Yet again The Office steals the top spot. This unquestionably beat the rest of the shows this week, as it makes use of its remarkably deep bench of primary, secondary, and tertiary characters. Everyone had something to do but it didn't feel jammed. Further proof that the series will survive without Michael Scott, as Steve Carrell is only in a few minutes of the episode.
Great Dwight-isms ("I can't take my car - it's full of fox meat.") and a happy resolution to the Erin-hates-Holly runner before it ran out of gas.
However, this show did violate its own rule about acknowledging the presence of the camera crew: if Michael were really lost, they could have called the camera guy trailing him.
No. 2 "Parks and Recreation"
Very funny episode that plays to the show's strengths (Leslie's overeagerness, April speaking Spanish); a few good jabs at Twilight, and Leslie's great line "I'm more of a Harry Potter girl." Also I love her trying to armchair quarterback the reporter on what her headline should be ... as an award-winning small-town newspaper headline writer (cough, ahem, pats back), I got a huge kick out of it.
No. 3 "Community"
Community has been suffering from some serious sophomore slumps, with the writers demonstrating no idea what to do with about half the characters (Shirley, Pierce, Chang, and half-ways Britta). This season has featured far too much soap opera and not enough humor, and this episode is no exception.
Also, I have to point out that they wouldn't be playing Advanced Dungeons and Dragons. A college-student in 2011 would have been born in the late 1980s or early 1990s, after the game had switched to second edition. If he had started playing the game when he was 10 - 12, he would have played Third Edition D and D, or far more likely, Everquest.

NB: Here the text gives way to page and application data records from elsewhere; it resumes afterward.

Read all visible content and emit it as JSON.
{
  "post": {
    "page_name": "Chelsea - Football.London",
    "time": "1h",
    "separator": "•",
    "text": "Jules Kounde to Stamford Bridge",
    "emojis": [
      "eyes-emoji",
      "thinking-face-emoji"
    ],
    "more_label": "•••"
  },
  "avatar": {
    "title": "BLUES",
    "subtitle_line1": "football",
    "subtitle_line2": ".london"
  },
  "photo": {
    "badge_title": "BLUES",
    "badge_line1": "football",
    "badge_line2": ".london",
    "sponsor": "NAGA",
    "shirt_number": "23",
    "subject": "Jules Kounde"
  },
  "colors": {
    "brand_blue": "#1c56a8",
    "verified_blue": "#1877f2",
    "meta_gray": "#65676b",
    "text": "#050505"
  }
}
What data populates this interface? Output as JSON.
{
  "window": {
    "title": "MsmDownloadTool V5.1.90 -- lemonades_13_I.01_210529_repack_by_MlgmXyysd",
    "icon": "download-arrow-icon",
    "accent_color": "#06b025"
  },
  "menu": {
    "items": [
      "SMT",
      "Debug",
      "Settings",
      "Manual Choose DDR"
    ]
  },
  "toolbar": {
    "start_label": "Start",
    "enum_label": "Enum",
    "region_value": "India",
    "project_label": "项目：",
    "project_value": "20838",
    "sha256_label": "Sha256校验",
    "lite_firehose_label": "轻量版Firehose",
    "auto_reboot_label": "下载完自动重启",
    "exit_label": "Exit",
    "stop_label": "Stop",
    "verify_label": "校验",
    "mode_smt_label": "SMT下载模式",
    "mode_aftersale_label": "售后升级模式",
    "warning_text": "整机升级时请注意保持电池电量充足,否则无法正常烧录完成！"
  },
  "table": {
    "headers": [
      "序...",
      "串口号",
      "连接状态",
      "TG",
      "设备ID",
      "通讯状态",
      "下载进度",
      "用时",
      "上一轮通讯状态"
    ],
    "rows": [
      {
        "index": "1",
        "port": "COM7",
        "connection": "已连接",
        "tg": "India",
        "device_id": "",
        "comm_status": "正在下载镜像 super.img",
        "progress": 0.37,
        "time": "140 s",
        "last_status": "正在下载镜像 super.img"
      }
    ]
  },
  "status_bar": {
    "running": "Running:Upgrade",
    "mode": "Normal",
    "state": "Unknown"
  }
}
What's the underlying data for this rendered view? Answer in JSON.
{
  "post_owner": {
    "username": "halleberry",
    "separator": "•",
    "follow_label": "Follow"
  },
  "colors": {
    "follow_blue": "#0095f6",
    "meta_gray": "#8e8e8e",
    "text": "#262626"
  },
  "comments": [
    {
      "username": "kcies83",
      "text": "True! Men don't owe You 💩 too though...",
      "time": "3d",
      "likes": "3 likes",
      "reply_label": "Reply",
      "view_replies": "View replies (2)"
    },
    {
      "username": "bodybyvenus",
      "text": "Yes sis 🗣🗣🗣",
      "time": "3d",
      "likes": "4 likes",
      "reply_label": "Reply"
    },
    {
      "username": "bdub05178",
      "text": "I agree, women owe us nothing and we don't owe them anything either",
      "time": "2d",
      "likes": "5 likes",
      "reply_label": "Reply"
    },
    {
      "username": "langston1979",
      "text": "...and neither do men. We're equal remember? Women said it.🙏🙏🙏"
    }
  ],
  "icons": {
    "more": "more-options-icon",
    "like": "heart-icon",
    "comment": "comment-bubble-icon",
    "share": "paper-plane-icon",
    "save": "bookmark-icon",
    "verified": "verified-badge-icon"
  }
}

The main problem:
Note that this idea of mis-placed nostalgia was also a problem with the Scott Pilgrim movie: 20-somethings in 2010 would not feel nostalgia for 1980s-era video games, even though their 30-something creators would.
This episode is about a character we've never seen before, and therefore less relevant, and Pierce is completely out of character as a selfish a-hole. (In the first season he was clueless but always avuncular.) These two problems are exacerbated by the fact that it's heavily implied that this new character is one step away from suicide. Not funny.
Chang in drow black face was funny, but that lasted about 5 seconds. Making the episode so serious made it unpleasant to watch -- it would have worked much better if it had been revealed that Jeff had played AD n D as a kid, which thing Troy and Abed stumble across and decide they should play together as part of a research project FOR THEIR ANTHROPOLOGY CLASS. That way they could have had a cameo from John Oliver, the bright spot of this season, and cut out the new character entirely. Oliver, or the Dean, could have done the voice over --- they have talented actors and should use them.
No. 4 "30 Rock"
Strange that an episode featuring Tina Fey tromping around in nothing but a bra wouldn't win No. 1, but the key to comedy is comedy, which this episode mostly missed. The quality of 30 Rock has been sinking like, well, a rock. Turning Jenna into a duplicate of Tracy hasn't worked anytime in the last two years that they've tried it, but that hasn't stopped them. Jack's struggle with the new corporate leadership was OK, and Avery's trying to conceal her pregnancy from a rival broadcaster was funny -- but they shouldn't be getting their best (only) laughts on an episode from a supporting character.